**Your objective:**
In the entries below, count every line containing "JSON". Return the number and nothing else.

*** Input records ***

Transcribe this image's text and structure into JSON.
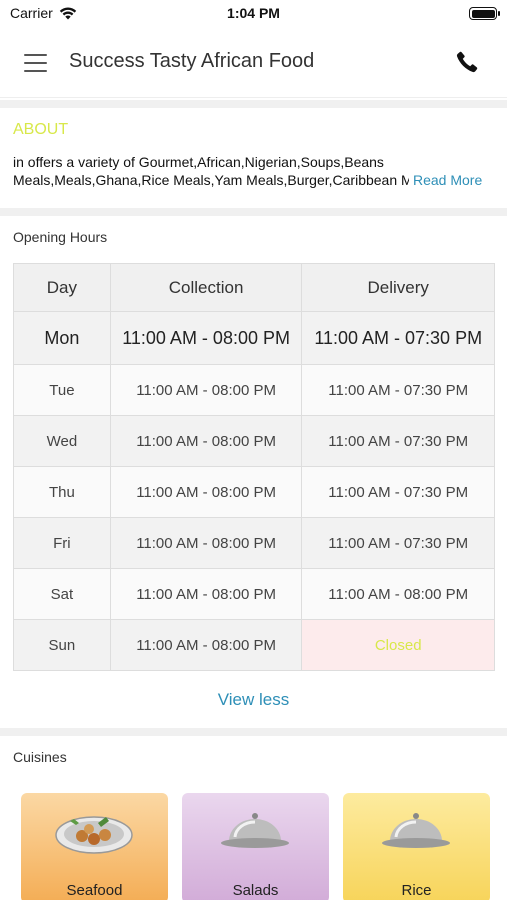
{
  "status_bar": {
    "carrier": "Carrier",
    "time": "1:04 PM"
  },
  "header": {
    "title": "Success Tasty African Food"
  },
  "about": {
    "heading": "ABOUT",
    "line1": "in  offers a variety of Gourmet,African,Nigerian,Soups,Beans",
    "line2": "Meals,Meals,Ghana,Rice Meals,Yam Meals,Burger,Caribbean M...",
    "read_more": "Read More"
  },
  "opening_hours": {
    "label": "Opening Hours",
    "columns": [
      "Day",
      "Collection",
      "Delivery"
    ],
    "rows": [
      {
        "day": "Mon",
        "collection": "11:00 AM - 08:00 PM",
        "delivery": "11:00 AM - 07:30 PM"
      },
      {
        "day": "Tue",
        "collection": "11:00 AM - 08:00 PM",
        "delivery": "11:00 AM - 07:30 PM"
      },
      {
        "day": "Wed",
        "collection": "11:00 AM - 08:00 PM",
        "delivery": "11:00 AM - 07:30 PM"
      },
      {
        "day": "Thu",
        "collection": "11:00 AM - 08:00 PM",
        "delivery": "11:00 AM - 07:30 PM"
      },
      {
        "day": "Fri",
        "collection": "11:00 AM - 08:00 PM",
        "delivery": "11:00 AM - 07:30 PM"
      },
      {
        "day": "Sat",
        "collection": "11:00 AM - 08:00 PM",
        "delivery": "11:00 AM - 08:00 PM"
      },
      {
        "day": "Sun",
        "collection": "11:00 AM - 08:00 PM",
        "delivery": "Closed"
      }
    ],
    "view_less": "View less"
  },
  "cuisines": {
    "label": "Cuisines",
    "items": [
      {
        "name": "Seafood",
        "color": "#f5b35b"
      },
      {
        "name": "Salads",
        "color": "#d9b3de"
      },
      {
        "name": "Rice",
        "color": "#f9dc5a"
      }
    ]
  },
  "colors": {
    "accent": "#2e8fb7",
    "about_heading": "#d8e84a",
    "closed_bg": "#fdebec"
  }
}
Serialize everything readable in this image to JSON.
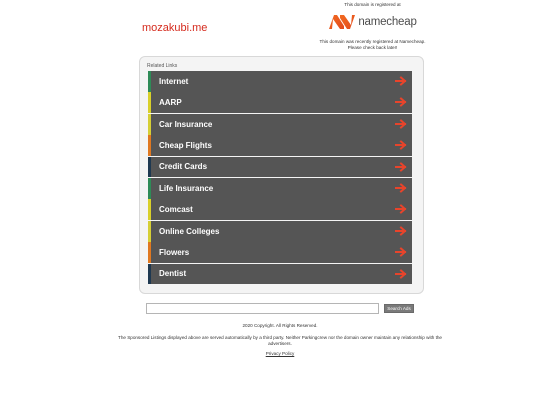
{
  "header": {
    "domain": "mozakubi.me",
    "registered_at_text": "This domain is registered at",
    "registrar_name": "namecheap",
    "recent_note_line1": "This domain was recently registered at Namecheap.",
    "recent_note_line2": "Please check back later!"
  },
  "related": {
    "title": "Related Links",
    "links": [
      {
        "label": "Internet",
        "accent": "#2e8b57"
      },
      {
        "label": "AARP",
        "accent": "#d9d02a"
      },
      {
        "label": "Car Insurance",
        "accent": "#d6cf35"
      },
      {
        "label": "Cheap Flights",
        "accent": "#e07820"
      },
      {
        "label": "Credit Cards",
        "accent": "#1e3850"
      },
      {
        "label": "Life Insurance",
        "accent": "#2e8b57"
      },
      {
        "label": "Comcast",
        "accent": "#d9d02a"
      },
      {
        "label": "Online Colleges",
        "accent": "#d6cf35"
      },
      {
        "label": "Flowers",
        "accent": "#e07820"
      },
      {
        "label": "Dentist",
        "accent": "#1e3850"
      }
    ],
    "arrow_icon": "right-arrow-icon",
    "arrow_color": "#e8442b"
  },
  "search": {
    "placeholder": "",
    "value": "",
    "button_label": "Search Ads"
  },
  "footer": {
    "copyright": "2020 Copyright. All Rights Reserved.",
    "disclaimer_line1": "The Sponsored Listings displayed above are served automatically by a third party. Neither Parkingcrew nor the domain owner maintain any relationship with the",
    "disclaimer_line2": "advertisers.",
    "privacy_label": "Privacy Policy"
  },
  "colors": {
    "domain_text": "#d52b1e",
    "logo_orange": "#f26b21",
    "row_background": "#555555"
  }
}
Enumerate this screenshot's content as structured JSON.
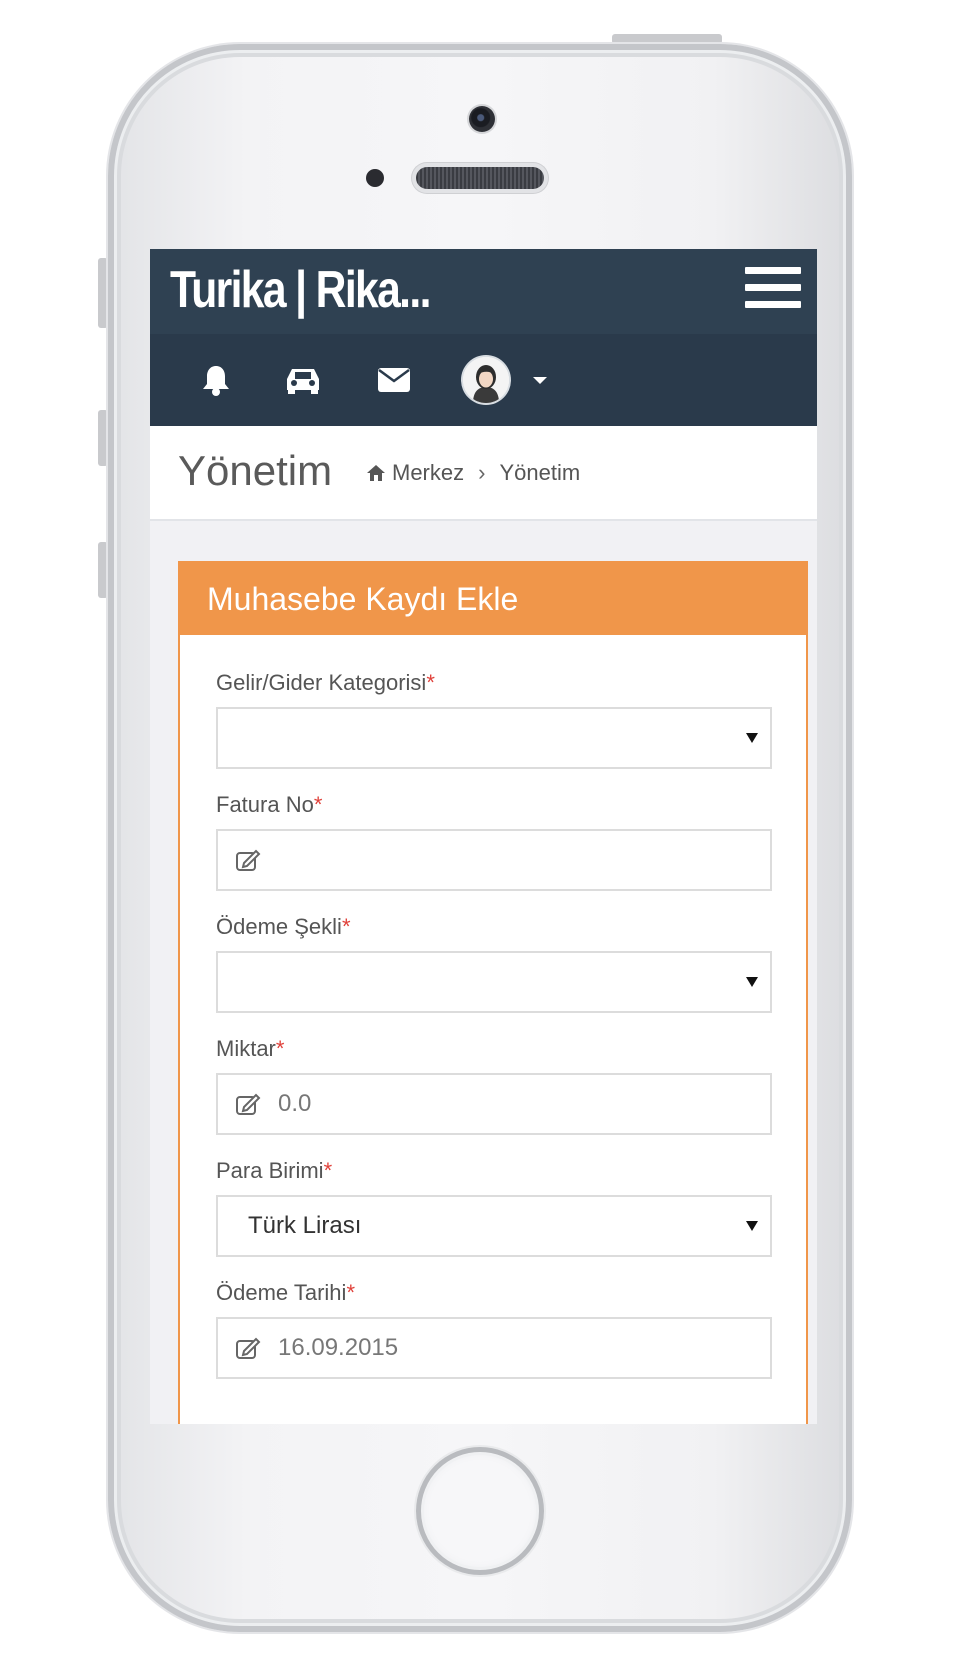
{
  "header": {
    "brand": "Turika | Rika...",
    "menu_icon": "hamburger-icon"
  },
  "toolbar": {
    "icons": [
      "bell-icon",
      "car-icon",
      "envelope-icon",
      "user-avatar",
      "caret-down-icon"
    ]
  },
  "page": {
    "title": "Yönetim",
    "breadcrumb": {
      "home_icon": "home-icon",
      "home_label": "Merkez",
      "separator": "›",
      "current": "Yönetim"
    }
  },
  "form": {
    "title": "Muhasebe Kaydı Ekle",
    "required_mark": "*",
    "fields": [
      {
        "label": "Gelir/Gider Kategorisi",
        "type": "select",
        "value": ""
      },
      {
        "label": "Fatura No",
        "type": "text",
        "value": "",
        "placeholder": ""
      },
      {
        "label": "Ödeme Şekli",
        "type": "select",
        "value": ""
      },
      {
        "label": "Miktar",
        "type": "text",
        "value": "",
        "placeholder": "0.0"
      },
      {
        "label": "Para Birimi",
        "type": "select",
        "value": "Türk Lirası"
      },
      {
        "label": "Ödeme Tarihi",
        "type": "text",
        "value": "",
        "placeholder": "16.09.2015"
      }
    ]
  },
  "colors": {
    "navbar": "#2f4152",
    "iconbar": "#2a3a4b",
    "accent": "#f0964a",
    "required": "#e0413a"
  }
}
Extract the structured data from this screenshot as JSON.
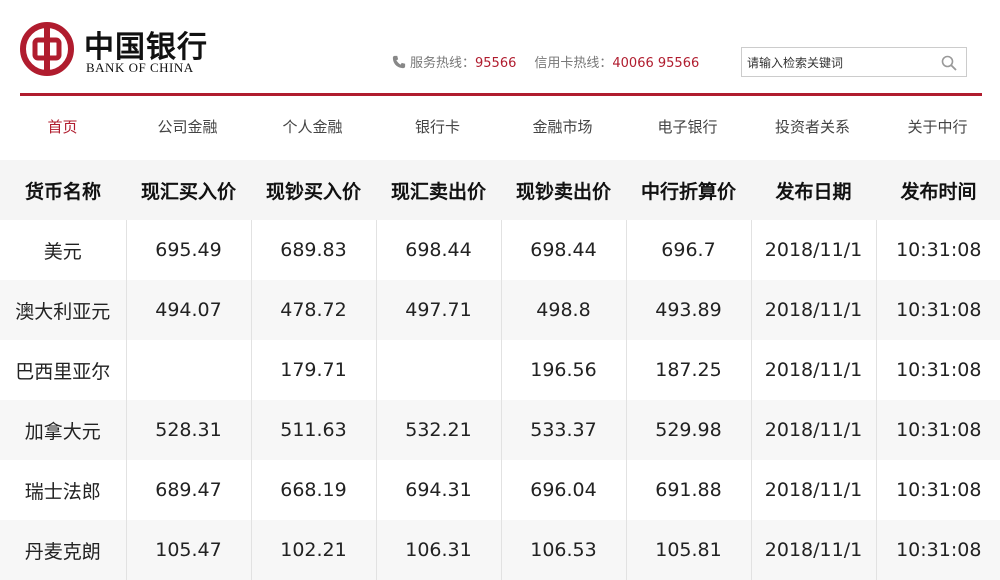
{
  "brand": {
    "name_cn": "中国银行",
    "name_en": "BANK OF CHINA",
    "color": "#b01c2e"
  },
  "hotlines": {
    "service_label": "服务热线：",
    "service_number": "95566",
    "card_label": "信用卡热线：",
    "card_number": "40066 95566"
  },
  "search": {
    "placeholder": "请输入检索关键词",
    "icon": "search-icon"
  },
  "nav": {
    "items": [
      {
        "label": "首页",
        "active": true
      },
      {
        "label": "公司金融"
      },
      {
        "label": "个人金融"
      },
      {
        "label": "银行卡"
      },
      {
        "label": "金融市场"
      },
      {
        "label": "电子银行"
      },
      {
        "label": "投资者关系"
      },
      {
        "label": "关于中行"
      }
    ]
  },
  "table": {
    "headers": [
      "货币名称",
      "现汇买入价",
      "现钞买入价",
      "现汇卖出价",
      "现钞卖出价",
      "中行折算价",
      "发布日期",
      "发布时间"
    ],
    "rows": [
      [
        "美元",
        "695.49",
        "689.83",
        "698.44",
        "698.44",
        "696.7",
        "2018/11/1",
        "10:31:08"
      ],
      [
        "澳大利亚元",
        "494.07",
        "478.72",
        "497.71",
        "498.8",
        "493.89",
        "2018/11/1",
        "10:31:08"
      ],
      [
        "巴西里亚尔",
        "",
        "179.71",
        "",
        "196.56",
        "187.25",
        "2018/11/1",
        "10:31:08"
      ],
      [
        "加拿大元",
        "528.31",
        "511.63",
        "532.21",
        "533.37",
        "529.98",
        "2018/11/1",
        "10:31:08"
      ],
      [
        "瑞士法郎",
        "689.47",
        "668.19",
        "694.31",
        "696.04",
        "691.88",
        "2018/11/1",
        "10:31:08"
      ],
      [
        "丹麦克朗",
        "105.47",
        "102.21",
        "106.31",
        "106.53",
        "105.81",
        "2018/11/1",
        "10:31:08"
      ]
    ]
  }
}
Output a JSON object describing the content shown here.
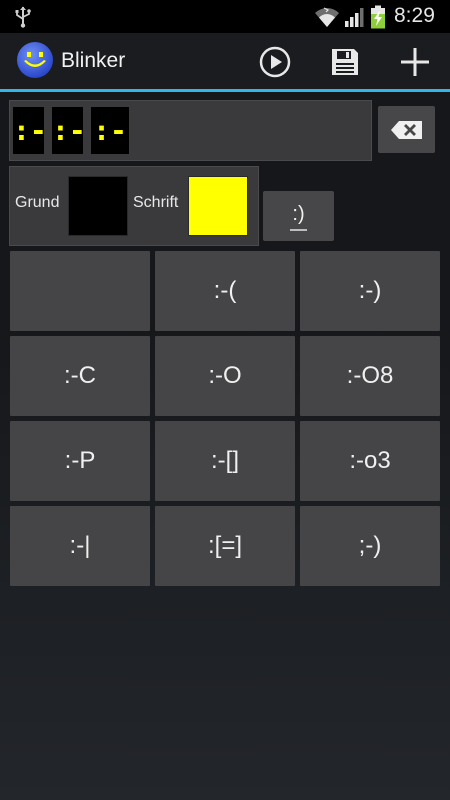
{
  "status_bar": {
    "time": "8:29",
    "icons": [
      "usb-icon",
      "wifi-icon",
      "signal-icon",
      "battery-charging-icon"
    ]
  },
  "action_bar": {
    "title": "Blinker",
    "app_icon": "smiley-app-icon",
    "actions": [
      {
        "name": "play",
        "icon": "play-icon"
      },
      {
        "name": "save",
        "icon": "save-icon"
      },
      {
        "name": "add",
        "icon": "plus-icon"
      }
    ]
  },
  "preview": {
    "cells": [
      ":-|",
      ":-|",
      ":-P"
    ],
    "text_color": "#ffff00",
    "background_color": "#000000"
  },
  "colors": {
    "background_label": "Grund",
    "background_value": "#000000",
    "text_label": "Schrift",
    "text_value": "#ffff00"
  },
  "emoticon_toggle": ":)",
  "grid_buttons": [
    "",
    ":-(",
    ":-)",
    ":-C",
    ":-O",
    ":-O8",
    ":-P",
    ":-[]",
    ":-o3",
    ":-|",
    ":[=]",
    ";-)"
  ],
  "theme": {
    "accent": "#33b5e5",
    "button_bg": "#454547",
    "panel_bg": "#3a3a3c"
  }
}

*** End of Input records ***

**Problem solution:**
5